**Given records:**
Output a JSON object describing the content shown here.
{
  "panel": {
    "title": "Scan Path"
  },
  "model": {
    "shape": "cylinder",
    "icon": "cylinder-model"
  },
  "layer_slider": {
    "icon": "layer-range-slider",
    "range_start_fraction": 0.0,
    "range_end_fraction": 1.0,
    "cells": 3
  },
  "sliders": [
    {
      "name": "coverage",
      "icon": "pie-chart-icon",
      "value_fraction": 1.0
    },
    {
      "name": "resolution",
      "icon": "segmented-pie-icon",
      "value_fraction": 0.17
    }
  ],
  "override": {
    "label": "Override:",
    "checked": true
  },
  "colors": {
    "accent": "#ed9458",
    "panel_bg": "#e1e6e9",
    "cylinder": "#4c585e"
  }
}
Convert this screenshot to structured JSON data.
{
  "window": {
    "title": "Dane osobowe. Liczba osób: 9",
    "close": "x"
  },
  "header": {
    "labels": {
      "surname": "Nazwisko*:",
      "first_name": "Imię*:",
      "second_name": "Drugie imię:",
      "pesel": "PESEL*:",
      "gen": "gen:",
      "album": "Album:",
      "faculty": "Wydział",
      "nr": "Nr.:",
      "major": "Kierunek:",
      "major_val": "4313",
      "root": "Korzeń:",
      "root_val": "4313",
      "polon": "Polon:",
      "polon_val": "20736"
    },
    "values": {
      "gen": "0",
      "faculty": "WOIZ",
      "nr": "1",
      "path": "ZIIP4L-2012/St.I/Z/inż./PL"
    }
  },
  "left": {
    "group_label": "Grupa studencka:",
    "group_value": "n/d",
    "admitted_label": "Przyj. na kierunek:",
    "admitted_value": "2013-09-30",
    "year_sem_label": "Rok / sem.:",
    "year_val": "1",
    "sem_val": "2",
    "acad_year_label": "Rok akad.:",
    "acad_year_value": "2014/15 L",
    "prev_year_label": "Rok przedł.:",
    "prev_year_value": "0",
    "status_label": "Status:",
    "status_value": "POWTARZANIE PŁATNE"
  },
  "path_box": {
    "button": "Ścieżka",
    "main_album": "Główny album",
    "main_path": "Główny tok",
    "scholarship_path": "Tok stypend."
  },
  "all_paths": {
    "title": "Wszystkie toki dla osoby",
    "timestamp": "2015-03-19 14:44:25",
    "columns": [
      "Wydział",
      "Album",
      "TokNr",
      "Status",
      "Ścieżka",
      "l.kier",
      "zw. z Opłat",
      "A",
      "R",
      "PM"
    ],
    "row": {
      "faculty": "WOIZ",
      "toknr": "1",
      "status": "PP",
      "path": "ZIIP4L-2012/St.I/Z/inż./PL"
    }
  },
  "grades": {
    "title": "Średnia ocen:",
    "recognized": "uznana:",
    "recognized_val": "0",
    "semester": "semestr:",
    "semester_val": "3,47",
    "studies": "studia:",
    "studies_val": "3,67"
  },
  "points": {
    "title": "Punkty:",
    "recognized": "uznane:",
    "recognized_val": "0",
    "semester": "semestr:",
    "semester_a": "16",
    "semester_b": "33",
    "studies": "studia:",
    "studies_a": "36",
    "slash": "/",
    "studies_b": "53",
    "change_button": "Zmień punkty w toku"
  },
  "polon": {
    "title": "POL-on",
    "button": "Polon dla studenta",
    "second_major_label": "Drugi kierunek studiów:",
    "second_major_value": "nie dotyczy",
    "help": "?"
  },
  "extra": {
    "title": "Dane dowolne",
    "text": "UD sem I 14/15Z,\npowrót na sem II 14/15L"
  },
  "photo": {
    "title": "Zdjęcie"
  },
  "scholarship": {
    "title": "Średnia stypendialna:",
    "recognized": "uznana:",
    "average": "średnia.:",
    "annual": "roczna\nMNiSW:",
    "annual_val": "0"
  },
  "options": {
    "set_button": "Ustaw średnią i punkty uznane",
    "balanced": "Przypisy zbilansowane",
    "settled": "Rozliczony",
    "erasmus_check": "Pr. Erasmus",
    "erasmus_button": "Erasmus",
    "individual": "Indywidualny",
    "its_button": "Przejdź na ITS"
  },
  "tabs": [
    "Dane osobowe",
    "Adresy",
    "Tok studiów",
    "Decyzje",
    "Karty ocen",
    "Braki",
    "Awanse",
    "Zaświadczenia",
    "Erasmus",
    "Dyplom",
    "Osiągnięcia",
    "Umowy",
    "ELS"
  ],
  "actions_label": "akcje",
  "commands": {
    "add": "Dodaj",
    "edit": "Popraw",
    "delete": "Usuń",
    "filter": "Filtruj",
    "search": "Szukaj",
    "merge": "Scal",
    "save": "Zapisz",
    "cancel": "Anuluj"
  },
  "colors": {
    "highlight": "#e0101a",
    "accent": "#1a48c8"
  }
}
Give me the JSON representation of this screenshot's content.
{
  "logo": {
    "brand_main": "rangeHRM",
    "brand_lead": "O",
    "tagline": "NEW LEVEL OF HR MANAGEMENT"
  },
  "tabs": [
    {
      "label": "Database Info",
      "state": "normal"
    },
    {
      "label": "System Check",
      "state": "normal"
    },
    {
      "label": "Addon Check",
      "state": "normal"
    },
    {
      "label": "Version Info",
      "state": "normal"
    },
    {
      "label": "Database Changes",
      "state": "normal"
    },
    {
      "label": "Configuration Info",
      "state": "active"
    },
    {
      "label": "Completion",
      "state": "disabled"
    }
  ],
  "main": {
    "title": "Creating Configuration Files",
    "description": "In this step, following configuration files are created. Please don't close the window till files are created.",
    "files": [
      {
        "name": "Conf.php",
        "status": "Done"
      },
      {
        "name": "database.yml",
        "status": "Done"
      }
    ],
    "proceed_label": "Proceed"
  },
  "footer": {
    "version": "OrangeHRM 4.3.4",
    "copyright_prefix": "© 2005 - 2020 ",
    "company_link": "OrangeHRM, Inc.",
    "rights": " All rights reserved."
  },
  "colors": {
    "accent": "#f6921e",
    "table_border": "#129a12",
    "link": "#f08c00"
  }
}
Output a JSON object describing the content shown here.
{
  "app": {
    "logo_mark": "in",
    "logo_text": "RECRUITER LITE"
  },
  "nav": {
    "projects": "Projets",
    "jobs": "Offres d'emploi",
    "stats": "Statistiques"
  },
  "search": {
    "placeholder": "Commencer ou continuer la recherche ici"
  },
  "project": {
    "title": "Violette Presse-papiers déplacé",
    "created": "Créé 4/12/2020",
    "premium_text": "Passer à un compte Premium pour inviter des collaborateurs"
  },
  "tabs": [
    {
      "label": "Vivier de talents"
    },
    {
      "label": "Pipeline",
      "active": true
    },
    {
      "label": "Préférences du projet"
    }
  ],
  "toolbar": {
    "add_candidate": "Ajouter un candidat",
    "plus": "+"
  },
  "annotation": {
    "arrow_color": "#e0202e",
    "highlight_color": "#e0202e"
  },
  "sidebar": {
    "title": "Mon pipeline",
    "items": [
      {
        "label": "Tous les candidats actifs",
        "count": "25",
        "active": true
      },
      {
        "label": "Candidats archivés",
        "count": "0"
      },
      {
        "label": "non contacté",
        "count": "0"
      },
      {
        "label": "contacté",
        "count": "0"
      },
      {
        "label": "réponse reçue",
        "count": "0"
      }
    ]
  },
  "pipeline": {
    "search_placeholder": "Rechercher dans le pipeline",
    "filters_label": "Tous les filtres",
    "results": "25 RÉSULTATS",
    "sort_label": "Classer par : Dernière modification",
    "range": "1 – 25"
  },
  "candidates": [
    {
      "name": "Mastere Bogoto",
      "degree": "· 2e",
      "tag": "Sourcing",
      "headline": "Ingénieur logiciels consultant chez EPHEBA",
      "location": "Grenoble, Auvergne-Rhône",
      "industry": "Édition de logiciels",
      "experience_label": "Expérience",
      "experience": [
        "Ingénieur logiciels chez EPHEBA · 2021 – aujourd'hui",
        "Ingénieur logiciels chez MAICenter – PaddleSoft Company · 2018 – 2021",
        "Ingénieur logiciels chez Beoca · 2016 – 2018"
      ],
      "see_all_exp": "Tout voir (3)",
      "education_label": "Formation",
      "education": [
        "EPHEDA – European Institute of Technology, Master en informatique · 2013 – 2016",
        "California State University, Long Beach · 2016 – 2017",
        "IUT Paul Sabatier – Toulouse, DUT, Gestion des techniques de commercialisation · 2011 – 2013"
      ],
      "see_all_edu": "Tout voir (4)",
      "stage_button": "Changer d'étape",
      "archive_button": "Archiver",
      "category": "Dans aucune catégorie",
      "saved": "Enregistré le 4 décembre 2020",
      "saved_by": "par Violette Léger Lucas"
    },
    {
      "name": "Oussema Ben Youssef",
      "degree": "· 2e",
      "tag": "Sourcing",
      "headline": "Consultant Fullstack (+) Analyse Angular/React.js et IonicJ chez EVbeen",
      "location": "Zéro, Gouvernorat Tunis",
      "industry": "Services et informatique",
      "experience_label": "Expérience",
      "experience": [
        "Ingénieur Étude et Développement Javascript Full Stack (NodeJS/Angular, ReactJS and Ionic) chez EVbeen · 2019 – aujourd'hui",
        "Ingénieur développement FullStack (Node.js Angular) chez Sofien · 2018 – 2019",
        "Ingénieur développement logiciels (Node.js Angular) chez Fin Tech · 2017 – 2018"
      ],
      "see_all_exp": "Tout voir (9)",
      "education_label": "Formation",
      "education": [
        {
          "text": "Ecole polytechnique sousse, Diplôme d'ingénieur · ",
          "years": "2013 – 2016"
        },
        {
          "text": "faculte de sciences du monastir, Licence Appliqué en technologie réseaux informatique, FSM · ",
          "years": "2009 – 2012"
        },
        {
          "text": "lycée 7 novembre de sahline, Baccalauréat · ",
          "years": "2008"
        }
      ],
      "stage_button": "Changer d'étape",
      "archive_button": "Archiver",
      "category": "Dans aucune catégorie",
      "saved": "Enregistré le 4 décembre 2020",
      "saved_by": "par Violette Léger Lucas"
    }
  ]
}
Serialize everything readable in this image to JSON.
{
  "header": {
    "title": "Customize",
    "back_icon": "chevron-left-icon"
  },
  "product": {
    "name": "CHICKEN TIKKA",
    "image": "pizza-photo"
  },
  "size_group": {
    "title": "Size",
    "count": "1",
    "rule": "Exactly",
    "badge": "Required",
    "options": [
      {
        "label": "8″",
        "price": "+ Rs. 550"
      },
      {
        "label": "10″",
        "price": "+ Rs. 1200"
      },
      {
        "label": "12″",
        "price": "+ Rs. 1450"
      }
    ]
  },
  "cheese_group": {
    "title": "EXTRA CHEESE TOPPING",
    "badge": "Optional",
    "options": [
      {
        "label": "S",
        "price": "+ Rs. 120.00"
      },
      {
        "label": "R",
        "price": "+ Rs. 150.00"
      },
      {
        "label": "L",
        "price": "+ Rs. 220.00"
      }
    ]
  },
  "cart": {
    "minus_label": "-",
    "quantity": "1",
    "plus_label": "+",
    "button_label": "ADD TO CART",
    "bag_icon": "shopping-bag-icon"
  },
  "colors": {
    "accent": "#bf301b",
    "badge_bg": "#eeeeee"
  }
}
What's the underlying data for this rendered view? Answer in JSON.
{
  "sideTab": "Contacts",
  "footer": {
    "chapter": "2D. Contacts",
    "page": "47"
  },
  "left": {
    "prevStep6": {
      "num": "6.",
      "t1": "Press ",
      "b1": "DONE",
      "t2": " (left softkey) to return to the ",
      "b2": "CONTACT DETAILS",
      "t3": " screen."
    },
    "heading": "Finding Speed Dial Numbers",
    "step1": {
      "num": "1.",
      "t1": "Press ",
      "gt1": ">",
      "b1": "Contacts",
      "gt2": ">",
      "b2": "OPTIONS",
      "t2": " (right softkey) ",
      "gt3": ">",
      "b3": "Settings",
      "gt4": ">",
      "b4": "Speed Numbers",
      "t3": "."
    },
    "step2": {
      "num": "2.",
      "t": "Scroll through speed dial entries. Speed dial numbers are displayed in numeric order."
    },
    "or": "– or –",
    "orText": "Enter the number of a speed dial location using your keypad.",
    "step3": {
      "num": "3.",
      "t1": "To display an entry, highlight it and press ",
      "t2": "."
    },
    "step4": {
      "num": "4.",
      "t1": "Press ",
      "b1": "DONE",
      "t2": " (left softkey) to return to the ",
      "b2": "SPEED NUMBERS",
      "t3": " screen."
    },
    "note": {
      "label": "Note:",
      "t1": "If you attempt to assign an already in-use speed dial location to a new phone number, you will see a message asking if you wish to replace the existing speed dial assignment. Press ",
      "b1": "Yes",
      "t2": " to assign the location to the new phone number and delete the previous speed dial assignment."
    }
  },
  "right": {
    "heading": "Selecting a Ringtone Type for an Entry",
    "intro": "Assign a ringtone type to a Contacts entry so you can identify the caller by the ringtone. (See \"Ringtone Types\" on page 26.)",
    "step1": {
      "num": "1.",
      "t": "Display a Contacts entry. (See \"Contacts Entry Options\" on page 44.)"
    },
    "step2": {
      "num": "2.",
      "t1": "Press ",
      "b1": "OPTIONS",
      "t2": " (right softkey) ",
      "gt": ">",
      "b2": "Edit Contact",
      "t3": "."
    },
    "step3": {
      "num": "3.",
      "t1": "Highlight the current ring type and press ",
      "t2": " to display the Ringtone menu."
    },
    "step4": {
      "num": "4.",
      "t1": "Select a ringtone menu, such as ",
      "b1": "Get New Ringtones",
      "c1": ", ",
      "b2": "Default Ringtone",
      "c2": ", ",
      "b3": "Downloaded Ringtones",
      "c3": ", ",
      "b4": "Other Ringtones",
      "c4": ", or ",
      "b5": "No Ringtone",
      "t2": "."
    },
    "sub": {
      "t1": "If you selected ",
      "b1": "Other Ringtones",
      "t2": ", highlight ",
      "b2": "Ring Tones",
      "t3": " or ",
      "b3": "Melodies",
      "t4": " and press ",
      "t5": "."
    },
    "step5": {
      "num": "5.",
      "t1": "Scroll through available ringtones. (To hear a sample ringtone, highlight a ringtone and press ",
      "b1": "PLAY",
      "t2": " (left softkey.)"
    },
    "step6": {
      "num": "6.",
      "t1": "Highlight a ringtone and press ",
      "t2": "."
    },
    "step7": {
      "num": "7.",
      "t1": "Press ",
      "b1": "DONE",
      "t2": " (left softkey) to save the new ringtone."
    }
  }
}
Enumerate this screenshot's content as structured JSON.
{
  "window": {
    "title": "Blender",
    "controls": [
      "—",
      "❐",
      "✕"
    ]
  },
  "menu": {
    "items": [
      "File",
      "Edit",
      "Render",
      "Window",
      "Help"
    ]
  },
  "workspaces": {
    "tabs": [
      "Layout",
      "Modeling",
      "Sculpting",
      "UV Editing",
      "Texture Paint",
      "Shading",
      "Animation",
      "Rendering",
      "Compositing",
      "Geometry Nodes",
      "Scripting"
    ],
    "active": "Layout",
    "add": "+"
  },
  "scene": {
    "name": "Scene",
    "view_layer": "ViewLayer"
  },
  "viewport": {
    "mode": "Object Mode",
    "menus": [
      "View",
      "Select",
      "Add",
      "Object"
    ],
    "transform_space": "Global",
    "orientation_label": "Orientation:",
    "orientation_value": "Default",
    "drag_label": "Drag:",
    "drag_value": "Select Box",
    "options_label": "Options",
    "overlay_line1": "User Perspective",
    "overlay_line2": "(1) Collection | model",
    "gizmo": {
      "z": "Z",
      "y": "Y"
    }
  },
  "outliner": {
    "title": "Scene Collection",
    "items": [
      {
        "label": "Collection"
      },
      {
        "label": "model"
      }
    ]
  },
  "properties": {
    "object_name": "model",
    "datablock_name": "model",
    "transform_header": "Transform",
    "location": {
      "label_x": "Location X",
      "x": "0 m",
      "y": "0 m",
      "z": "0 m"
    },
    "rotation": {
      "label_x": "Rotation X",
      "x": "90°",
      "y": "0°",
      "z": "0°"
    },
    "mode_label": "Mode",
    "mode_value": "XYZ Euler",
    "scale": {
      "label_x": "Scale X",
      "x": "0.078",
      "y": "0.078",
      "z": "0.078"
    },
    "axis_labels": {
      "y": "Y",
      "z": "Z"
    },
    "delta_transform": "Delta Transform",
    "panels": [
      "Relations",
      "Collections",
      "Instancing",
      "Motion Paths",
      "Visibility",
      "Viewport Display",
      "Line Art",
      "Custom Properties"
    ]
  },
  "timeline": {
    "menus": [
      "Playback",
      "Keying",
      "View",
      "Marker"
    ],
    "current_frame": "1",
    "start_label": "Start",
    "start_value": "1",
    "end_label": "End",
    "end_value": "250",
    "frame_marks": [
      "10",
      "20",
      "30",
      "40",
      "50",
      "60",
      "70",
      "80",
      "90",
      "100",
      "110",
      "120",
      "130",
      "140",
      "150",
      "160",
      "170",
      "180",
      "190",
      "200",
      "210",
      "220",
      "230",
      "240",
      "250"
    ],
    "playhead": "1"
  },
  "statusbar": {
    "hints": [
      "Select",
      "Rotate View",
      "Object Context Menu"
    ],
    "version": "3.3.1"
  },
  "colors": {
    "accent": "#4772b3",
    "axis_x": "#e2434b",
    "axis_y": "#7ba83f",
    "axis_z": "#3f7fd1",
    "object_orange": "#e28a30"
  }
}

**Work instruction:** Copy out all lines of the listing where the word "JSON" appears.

**Response to this task:**
Output a JSON object describing the content shown here.
Convert this screenshot to structured JSON data.
Give me the JSON representation of this screenshot's content.
Output a JSON object describing the content shown here.
Serialize everything readable in this image to JSON.
What's the underlying data for this rendered view? Answer in JSON.
Enumerate this screenshot's content as structured JSON.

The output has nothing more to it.